What you are asked to do
Copy out all lines in the material below that contain the string "icon".

Available records
+--

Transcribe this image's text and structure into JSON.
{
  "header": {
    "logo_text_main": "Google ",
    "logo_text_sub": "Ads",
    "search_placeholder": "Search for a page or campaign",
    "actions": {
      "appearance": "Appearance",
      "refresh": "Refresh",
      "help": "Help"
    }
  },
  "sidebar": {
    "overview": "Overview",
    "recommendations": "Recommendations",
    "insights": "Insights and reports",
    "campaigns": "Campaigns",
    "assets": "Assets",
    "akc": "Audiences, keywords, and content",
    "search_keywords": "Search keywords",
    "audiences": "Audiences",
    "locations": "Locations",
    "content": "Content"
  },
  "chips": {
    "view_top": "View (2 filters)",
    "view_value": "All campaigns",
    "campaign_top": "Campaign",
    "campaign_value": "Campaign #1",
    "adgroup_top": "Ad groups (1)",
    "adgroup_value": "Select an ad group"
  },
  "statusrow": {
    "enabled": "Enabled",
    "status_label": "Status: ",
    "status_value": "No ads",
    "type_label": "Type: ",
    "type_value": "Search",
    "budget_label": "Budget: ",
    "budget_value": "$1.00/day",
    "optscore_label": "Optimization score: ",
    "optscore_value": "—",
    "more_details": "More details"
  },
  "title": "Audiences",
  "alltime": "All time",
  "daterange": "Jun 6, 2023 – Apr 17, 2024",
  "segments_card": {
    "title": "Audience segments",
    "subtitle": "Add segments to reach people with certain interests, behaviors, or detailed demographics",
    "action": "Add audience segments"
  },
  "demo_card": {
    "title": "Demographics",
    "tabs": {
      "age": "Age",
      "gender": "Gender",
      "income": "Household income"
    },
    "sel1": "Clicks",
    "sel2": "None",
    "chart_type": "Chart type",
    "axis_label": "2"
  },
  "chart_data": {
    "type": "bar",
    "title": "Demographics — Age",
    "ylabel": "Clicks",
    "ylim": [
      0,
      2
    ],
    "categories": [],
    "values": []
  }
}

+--

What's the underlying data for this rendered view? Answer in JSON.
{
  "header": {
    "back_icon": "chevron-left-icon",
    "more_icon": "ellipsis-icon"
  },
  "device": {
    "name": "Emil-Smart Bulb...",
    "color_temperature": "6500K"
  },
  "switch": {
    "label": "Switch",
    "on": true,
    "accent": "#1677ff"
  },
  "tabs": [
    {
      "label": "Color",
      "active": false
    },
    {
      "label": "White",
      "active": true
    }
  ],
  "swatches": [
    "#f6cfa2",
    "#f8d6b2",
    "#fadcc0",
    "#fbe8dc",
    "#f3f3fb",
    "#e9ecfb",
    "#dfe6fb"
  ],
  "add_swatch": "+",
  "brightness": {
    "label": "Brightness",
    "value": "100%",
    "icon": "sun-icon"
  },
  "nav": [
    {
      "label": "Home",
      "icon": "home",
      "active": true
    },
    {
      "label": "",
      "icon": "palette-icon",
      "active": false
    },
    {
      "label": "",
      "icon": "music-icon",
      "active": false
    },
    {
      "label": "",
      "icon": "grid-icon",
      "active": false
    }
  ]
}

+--

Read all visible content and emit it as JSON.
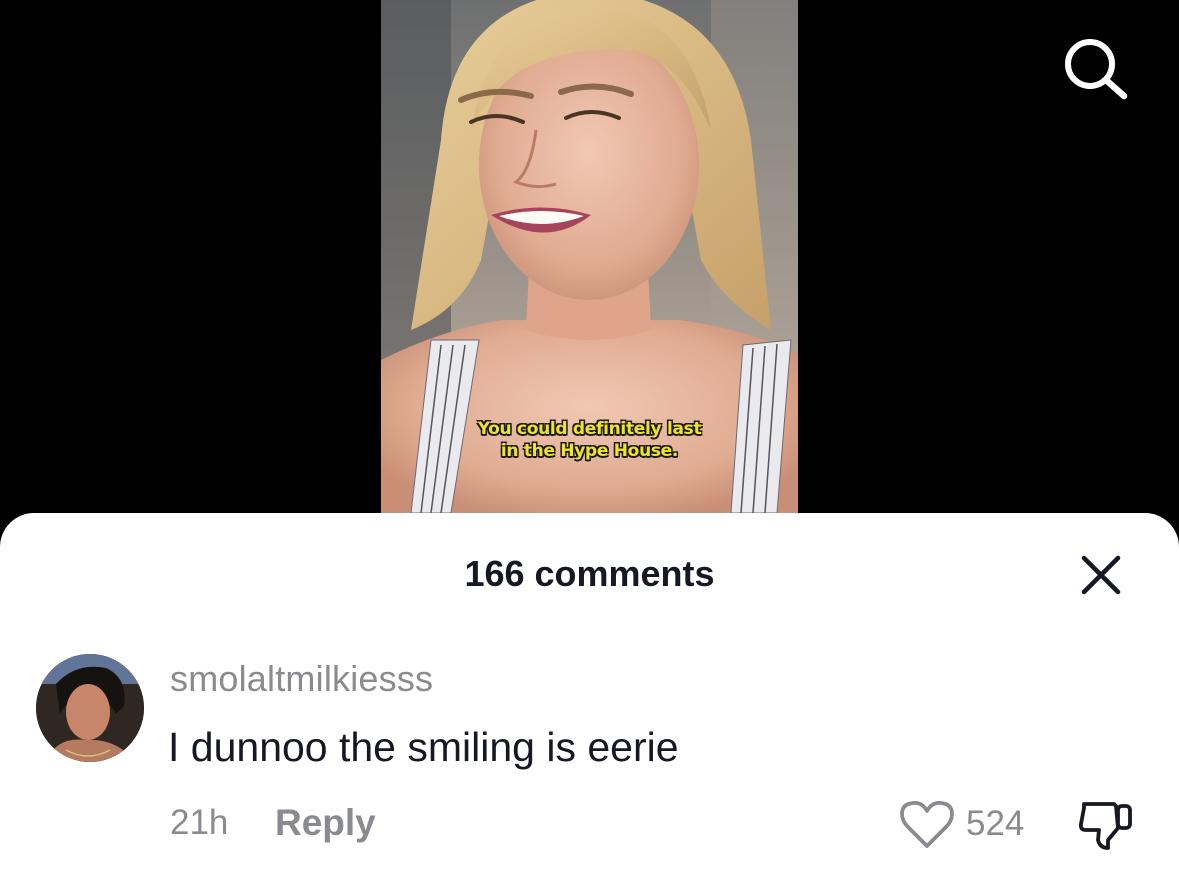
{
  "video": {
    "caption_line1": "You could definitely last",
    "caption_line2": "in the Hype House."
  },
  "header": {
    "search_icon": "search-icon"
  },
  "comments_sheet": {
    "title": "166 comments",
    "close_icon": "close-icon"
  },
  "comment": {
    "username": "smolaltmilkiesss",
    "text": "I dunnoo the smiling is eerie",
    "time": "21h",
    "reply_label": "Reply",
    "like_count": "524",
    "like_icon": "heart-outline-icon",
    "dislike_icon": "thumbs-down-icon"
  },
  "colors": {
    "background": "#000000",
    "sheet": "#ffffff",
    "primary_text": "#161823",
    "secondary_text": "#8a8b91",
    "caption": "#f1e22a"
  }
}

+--

Written reply
    "back_icon": "chevron-left-icon",
    "more_icon": "ellipsis-icon"
    "icon": "sun-icon"
      "icon": "home",
      "icon": "palette-icon",
      "icon": "music-icon",
      "icon": "grid-icon",
    "search_icon": "search-icon"
    "close_icon": "close-icon"
    "like_icon": "heart-outline-icon",
    "dislike_icon": "thumbs-down-icon"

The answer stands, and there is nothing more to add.